Assignment
Please indicate the number of lines in the listing below that include the string "Studio"; add nothing else.

Listed entries
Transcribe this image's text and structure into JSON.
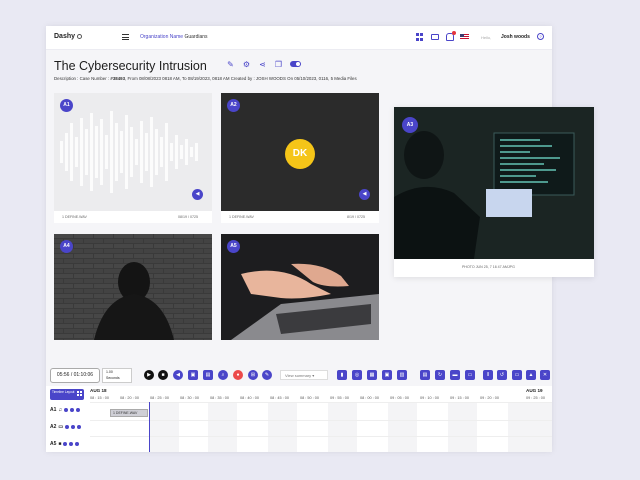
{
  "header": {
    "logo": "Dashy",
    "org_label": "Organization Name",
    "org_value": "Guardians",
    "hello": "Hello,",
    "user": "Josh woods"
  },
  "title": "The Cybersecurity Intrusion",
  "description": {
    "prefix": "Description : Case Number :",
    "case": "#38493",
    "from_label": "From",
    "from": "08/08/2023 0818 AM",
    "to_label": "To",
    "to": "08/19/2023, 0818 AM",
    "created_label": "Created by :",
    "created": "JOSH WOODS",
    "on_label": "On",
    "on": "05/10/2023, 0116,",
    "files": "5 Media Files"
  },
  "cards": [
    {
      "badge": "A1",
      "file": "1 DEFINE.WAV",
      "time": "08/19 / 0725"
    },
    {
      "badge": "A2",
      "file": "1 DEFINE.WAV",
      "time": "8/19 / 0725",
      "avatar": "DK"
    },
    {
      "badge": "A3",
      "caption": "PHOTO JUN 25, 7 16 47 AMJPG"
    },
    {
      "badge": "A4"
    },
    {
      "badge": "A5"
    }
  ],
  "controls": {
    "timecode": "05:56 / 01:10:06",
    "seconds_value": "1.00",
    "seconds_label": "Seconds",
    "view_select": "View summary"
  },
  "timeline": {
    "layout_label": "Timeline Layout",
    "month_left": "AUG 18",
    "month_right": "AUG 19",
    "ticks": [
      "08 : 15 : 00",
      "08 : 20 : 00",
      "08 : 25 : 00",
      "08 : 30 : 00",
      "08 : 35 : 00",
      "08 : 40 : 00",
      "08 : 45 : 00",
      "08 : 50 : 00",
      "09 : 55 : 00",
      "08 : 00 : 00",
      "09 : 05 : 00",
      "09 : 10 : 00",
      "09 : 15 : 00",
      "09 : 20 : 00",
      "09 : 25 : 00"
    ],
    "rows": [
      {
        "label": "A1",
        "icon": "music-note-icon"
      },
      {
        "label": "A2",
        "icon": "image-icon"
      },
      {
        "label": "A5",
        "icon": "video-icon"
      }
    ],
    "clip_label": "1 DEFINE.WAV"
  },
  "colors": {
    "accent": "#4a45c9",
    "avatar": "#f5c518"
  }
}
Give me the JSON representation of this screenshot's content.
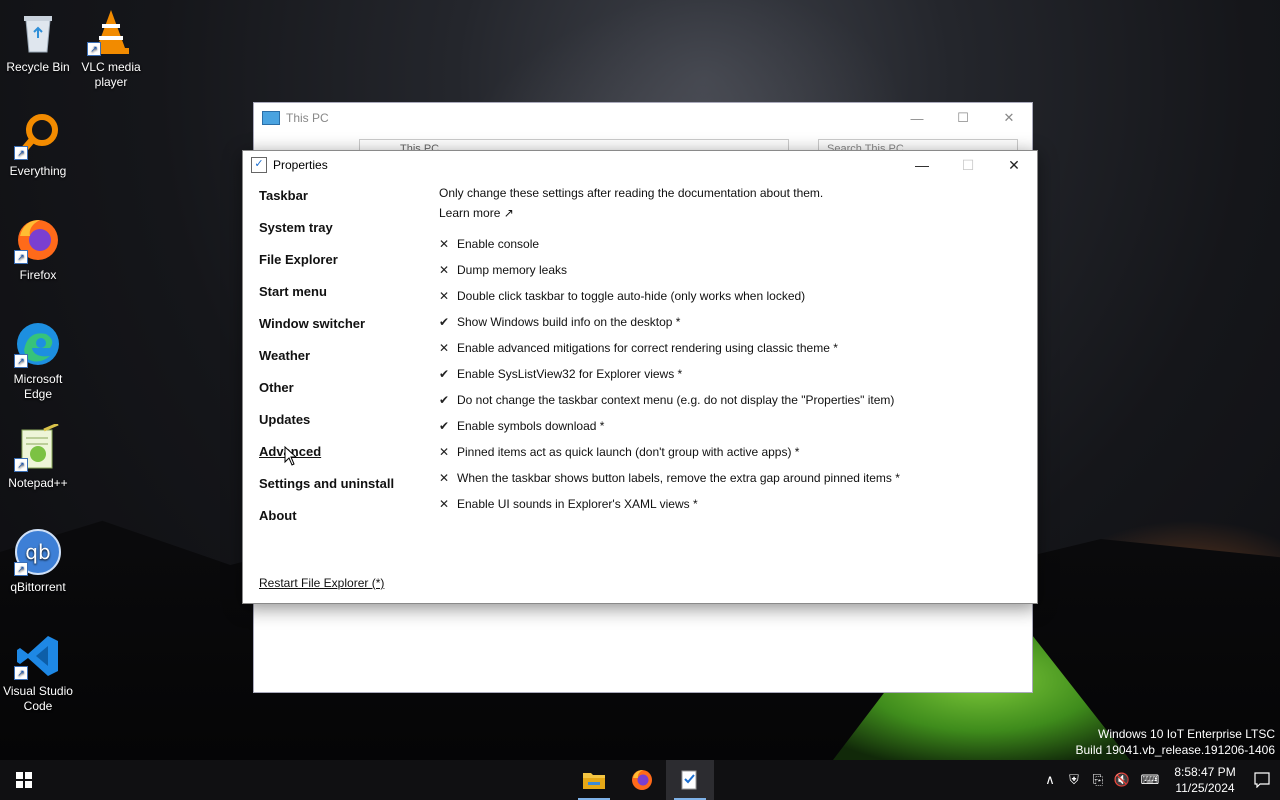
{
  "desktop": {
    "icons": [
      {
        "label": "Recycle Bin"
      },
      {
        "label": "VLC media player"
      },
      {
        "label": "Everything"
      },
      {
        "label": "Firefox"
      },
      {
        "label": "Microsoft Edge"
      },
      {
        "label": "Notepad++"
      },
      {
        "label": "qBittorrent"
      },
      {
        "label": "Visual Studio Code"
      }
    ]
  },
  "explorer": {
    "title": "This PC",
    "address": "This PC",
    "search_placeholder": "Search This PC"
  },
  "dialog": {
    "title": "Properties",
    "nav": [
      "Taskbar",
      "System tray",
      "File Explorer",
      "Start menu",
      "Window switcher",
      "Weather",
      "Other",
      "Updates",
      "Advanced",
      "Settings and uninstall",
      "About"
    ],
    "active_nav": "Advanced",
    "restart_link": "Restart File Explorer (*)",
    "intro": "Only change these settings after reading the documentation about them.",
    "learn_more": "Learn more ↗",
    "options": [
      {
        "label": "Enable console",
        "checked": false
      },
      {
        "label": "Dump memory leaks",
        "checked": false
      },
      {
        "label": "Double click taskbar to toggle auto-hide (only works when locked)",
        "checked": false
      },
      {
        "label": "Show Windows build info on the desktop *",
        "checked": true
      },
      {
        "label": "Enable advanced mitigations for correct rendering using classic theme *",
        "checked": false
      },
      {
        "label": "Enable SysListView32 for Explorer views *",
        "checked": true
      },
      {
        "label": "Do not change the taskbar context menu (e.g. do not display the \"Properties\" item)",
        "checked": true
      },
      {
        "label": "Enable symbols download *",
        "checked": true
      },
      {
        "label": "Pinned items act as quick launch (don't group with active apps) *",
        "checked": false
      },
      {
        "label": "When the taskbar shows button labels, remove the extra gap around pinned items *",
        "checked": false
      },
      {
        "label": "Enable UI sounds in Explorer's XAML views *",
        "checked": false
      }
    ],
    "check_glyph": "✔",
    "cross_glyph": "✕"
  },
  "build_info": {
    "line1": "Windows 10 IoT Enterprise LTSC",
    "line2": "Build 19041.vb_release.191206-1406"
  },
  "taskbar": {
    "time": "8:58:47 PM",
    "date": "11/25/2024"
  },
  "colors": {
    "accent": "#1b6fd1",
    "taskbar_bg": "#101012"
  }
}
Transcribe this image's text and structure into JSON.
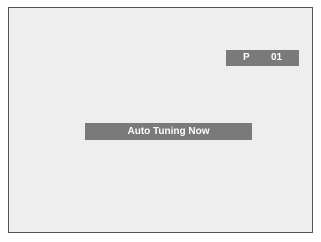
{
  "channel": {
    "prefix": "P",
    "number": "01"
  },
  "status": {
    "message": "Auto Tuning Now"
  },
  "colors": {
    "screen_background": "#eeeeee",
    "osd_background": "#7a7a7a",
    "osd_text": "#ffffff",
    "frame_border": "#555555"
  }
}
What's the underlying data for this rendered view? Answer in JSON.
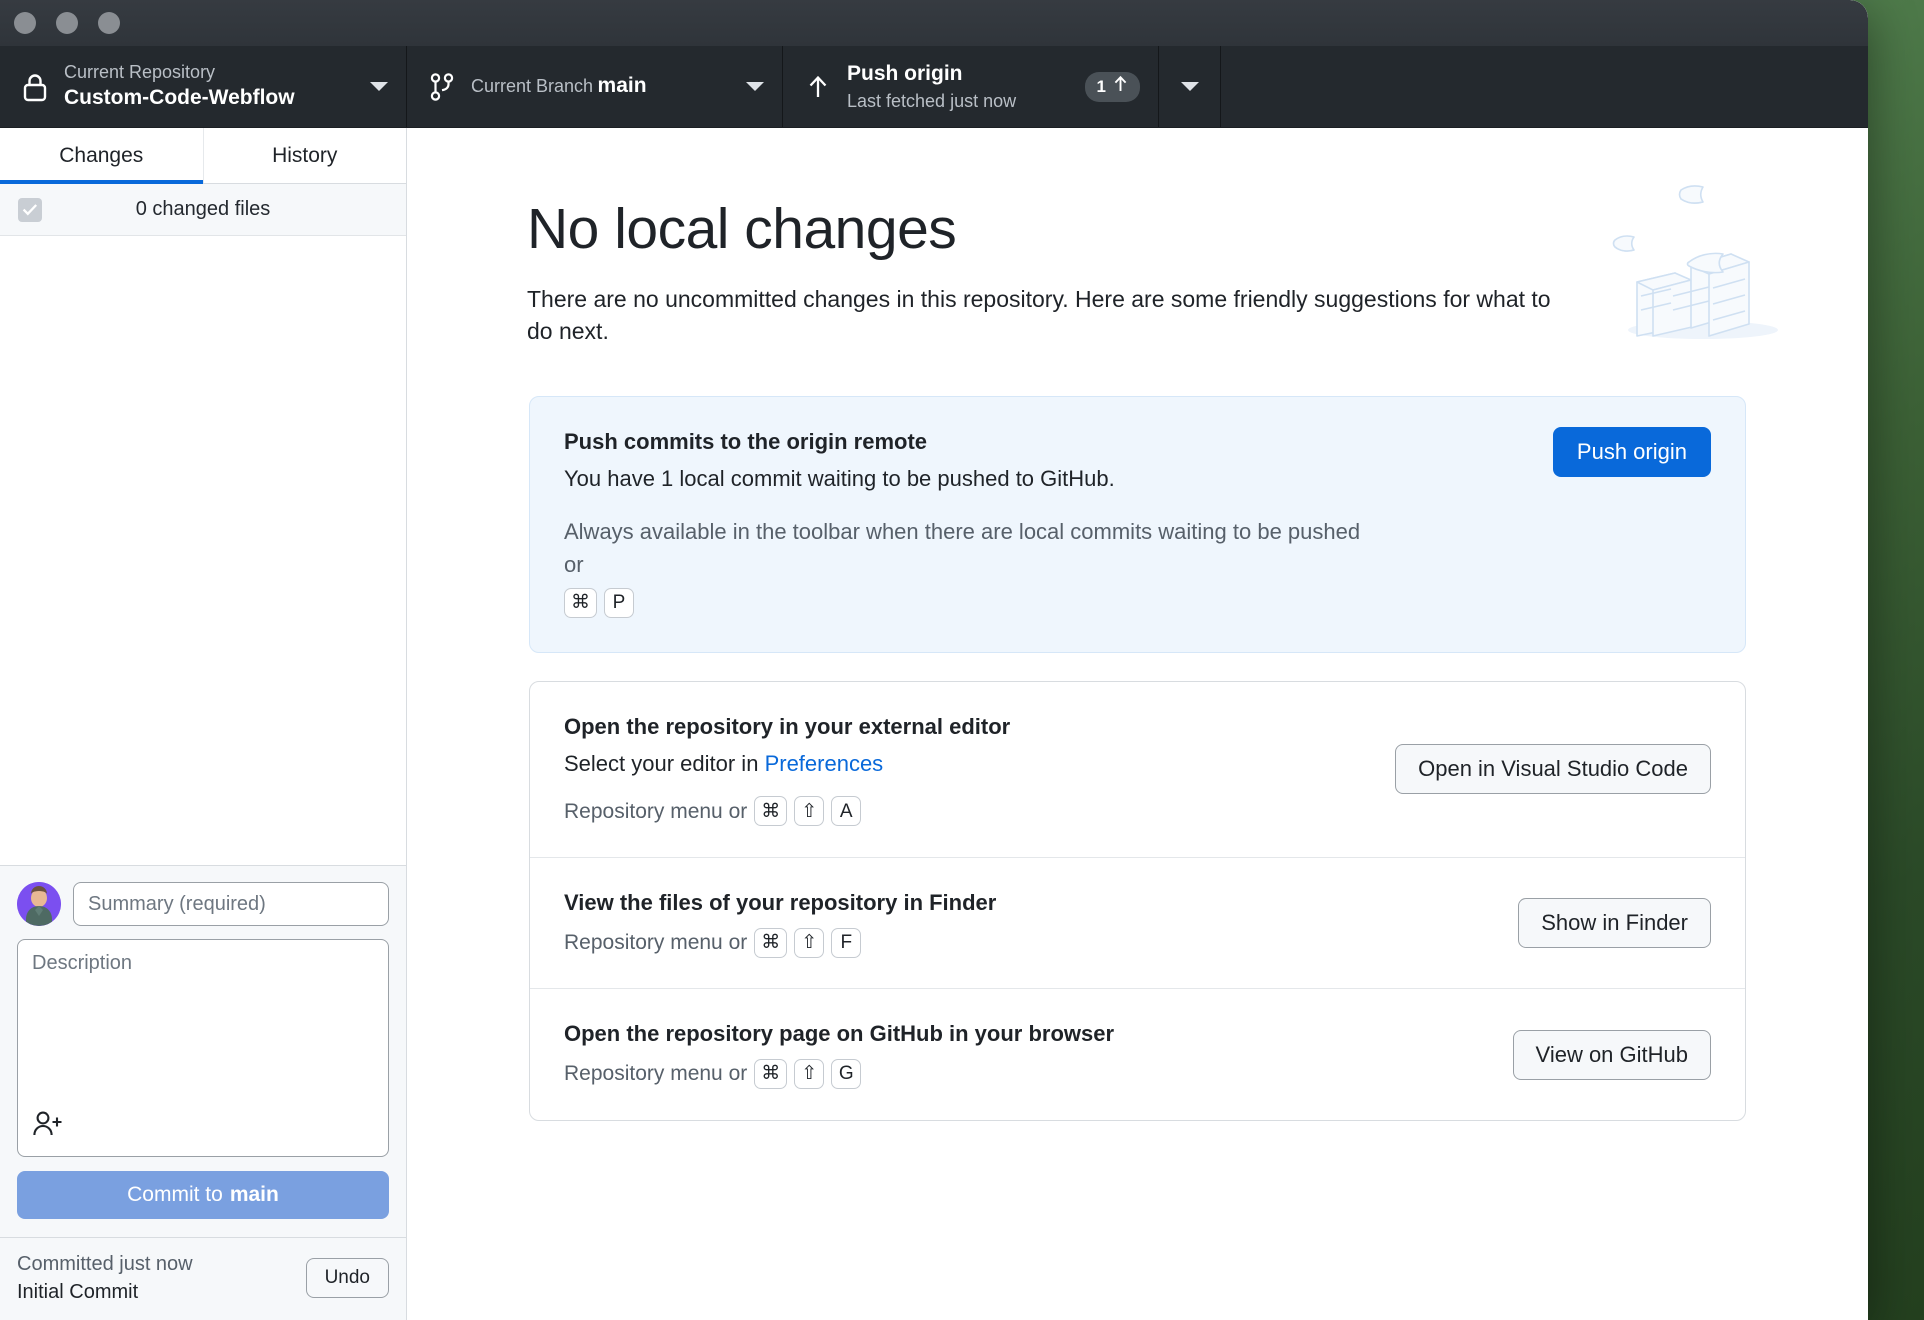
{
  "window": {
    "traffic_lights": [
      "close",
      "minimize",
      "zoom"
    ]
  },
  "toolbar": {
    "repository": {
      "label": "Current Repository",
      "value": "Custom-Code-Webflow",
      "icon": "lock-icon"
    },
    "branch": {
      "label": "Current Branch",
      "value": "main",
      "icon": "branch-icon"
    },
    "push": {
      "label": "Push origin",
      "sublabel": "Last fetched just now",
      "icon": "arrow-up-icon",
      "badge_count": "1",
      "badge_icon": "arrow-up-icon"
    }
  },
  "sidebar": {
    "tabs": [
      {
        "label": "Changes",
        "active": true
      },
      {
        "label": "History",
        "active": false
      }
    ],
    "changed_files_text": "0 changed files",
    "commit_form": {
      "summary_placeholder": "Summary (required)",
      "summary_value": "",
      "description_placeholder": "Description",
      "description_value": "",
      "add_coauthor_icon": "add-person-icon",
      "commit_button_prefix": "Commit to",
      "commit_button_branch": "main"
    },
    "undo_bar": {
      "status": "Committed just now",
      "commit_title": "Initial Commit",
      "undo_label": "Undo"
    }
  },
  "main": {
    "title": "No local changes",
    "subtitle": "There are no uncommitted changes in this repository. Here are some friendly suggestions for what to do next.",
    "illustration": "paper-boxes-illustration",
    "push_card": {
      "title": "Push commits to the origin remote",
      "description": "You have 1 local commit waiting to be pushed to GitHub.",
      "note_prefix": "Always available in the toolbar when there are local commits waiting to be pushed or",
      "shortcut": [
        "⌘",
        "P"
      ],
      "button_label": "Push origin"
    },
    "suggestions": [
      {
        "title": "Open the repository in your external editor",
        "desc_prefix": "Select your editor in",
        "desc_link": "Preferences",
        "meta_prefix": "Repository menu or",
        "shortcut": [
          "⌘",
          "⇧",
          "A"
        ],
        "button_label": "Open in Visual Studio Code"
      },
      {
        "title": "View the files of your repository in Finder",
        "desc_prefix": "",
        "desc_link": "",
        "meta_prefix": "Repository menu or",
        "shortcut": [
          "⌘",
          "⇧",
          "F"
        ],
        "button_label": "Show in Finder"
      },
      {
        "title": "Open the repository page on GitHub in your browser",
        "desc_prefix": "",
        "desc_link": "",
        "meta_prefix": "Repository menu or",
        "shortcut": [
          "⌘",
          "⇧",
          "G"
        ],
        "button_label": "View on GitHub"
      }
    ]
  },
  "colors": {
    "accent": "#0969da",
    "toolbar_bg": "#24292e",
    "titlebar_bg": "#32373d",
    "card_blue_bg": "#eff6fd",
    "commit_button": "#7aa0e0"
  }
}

Response to this task
2